┌─ Dataset excerpts

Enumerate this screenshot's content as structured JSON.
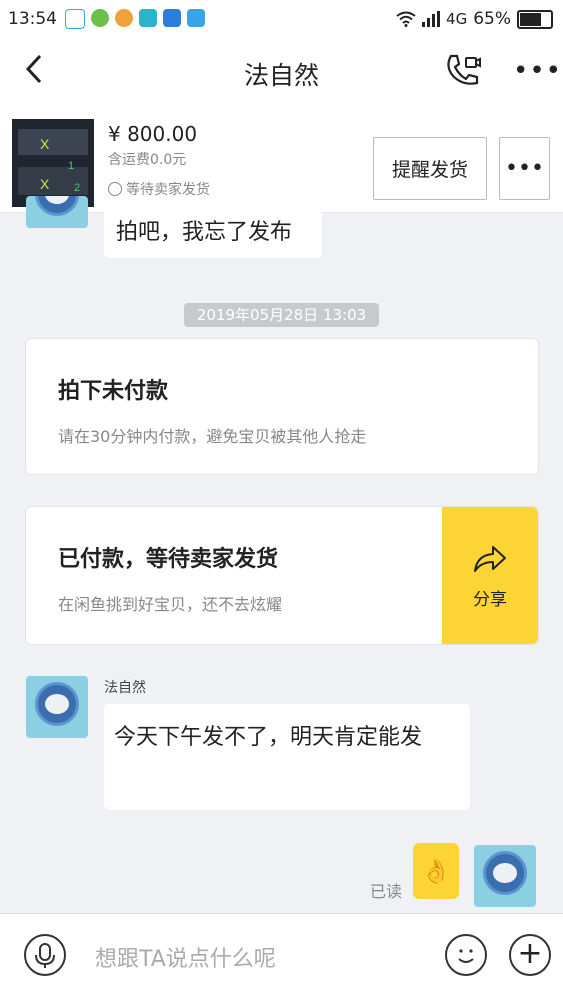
{
  "status_bar": {
    "time": "13:54",
    "network": "4G",
    "battery": "65%",
    "battery_level": 0.65
  },
  "header": {
    "title": "法自然"
  },
  "order": {
    "price": "¥ 800.00",
    "shipping": "含运费0.0元",
    "status": "等待卖家发货",
    "remind_button": "提醒发货"
  },
  "messages": {
    "prev_text": "拍吧，我忘了发布",
    "timestamp": "2019年05月28日 13:03",
    "card1": {
      "title": "拍下未付款",
      "desc": "请在30分钟内付款，避免宝贝被其他人抢走"
    },
    "card2": {
      "title": "已付款，等待卖家发货",
      "desc": "在闲鱼挑到好宝贝，还不去炫耀",
      "share": "分享"
    },
    "sender_name": "法自然",
    "seller_text": "今天下午发不了，明天肯定能发",
    "read_status": "已读",
    "sticker": "👌"
  },
  "input": {
    "placeholder": "想跟TA说点什么呢"
  },
  "colors": {
    "accent": "#fcd535",
    "background": "#f0f1f5"
  }
}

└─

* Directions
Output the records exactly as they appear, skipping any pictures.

* Solution
Enumerate this screenshot's content as structured JSON.
{
  "status_bar": {
    "time": "13:54",
    "network": "4G",
    "battery": "65%",
    "battery_level": 0.65
  },
  "header": {
    "title": "法自然"
  },
  "order": {
    "price": "¥ 800.00",
    "shipping": "含运费0.0元",
    "status": "等待卖家发货",
    "remind_button": "提醒发货"
  },
  "messages": {
    "prev_text": "拍吧，我忘了发布",
    "timestamp": "2019年05月28日 13:03",
    "card1": {
      "title": "拍下未付款",
      "desc": "请在30分钟内付款，避免宝贝被其他人抢走"
    },
    "card2": {
      "title": "已付款，等待卖家发货",
      "desc": "在闲鱼挑到好宝贝，还不去炫耀",
      "share": "分享"
    },
    "sender_name": "法自然",
    "seller_text": "今天下午发不了，明天肯定能发",
    "read_status": "已读",
    "sticker": "👌"
  },
  "input": {
    "placeholder": "想跟TA说点什么呢"
  },
  "colors": {
    "accent": "#fcd535",
    "background": "#f0f1f5"
  }
}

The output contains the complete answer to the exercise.